» **Data about app and page elements**:
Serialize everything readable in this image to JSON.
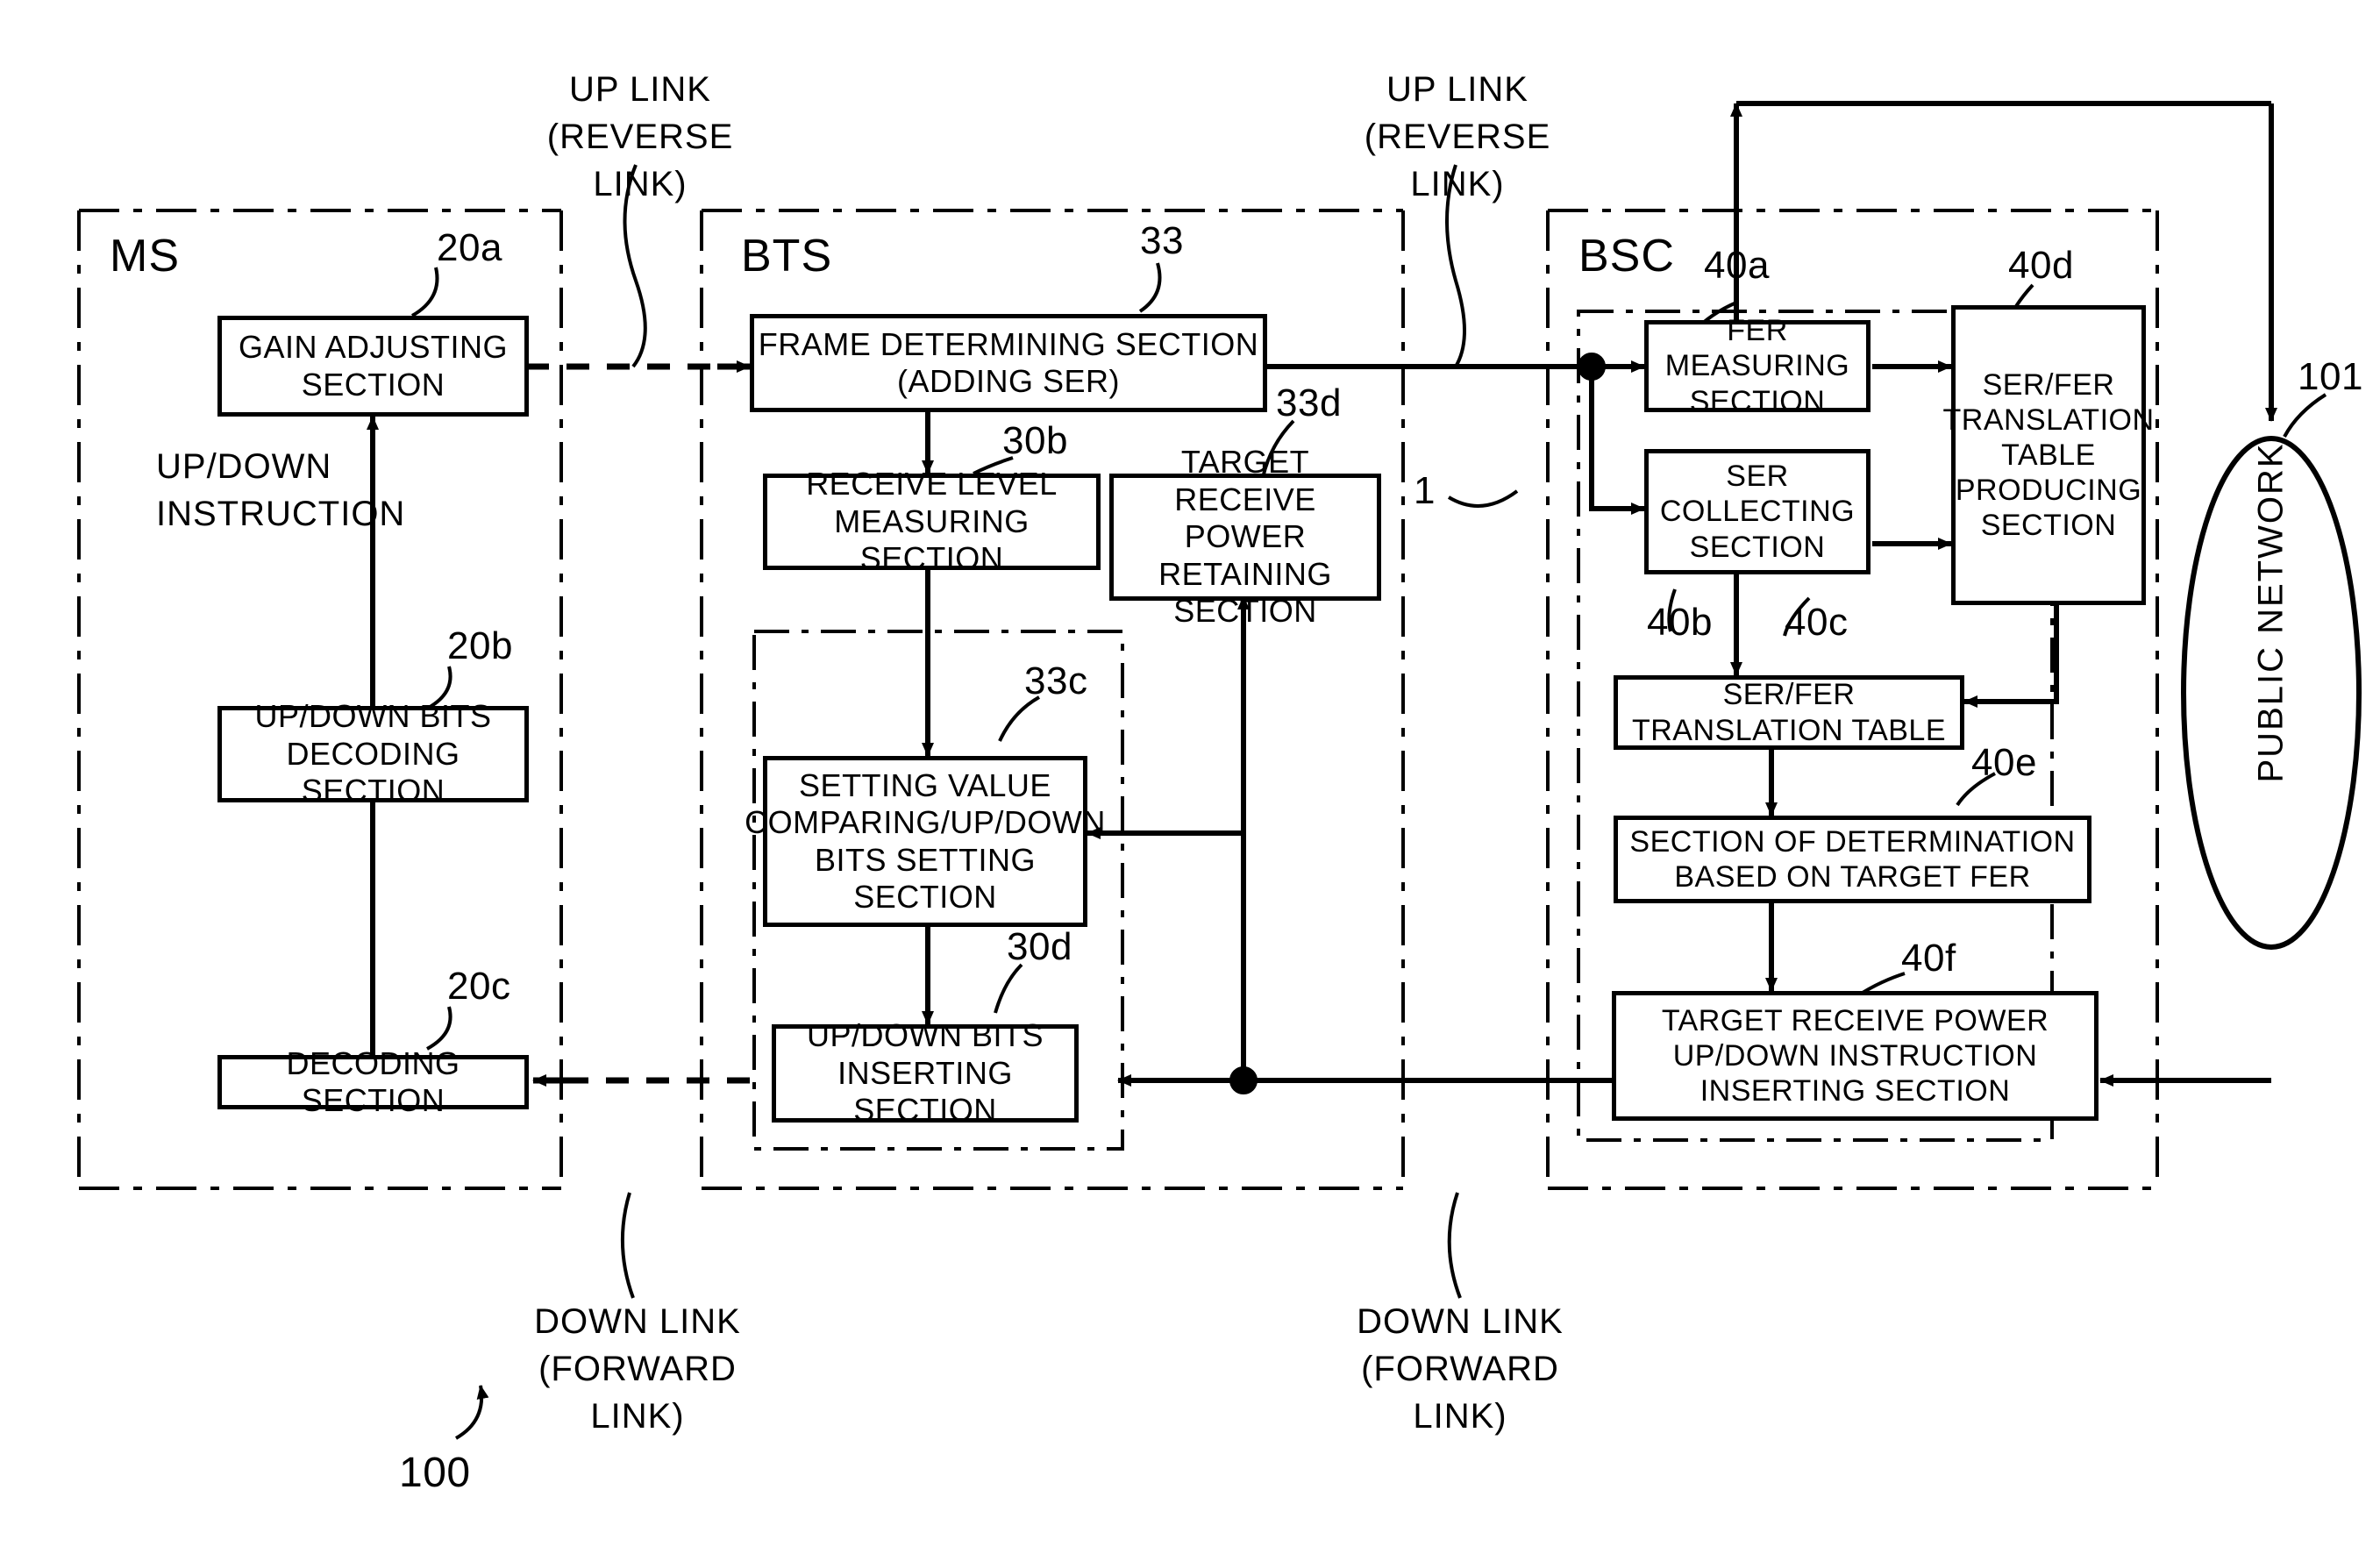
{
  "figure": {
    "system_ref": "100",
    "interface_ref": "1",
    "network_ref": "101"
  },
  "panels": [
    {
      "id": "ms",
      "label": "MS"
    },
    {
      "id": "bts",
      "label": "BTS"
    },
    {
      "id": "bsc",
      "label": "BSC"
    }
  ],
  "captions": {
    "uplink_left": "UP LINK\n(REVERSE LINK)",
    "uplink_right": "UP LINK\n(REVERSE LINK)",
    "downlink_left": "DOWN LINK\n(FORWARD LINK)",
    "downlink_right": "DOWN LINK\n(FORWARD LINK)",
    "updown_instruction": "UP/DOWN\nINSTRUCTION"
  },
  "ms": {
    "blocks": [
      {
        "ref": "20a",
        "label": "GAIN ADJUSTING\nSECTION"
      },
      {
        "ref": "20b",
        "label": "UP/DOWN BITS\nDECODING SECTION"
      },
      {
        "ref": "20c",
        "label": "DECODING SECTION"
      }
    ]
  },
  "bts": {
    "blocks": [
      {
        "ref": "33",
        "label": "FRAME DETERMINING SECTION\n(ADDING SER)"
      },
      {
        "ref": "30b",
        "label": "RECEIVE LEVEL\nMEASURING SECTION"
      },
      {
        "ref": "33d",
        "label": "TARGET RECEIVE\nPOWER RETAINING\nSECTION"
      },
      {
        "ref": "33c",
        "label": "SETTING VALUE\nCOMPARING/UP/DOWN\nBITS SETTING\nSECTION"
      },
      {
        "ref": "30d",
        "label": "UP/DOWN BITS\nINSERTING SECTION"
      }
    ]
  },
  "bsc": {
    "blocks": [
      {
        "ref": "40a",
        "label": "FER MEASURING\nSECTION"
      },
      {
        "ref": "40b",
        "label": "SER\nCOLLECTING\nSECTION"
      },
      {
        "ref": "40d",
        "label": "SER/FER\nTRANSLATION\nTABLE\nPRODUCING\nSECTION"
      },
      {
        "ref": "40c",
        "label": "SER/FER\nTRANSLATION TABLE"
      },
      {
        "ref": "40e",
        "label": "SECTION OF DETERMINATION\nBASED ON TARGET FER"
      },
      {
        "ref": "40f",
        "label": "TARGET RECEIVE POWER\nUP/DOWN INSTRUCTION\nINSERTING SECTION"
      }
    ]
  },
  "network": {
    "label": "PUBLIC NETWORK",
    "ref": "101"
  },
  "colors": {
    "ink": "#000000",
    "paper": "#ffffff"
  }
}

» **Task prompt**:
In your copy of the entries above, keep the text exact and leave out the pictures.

» **Response area**:
Serialize everything readable in this image to JSON.
{
  "figure": {
    "system_ref": "100",
    "interface_ref": "1",
    "network_ref": "101"
  },
  "panels": [
    {
      "id": "ms",
      "label": "MS"
    },
    {
      "id": "bts",
      "label": "BTS"
    },
    {
      "id": "bsc",
      "label": "BSC"
    }
  ],
  "captions": {
    "uplink_left": "UP LINK\n(REVERSE LINK)",
    "uplink_right": "UP LINK\n(REVERSE LINK)",
    "downlink_left": "DOWN LINK\n(FORWARD LINK)",
    "downlink_right": "DOWN LINK\n(FORWARD LINK)",
    "updown_instruction": "UP/DOWN\nINSTRUCTION"
  },
  "ms": {
    "blocks": [
      {
        "ref": "20a",
        "label": "GAIN ADJUSTING\nSECTION"
      },
      {
        "ref": "20b",
        "label": "UP/DOWN BITS\nDECODING SECTION"
      },
      {
        "ref": "20c",
        "label": "DECODING SECTION"
      }
    ]
  },
  "bts": {
    "blocks": [
      {
        "ref": "33",
        "label": "FRAME DETERMINING SECTION\n(ADDING SER)"
      },
      {
        "ref": "30b",
        "label": "RECEIVE LEVEL\nMEASURING SECTION"
      },
      {
        "ref": "33d",
        "label": "TARGET RECEIVE\nPOWER RETAINING\nSECTION"
      },
      {
        "ref": "33c",
        "label": "SETTING VALUE\nCOMPARING/UP/DOWN\nBITS SETTING\nSECTION"
      },
      {
        "ref": "30d",
        "label": "UP/DOWN BITS\nINSERTING SECTION"
      }
    ]
  },
  "bsc": {
    "blocks": [
      {
        "ref": "40a",
        "label": "FER MEASURING\nSECTION"
      },
      {
        "ref": "40b",
        "label": "SER\nCOLLECTING\nSECTION"
      },
      {
        "ref": "40d",
        "label": "SER/FER\nTRANSLATION\nTABLE\nPRODUCING\nSECTION"
      },
      {
        "ref": "40c",
        "label": "SER/FER\nTRANSLATION TABLE"
      },
      {
        "ref": "40e",
        "label": "SECTION OF DETERMINATION\nBASED ON TARGET FER"
      },
      {
        "ref": "40f",
        "label": "TARGET RECEIVE POWER\nUP/DOWN INSTRUCTION\nINSERTING SECTION"
      }
    ]
  },
  "network": {
    "label": "PUBLIC NETWORK",
    "ref": "101"
  },
  "colors": {
    "ink": "#000000",
    "paper": "#ffffff"
  }
}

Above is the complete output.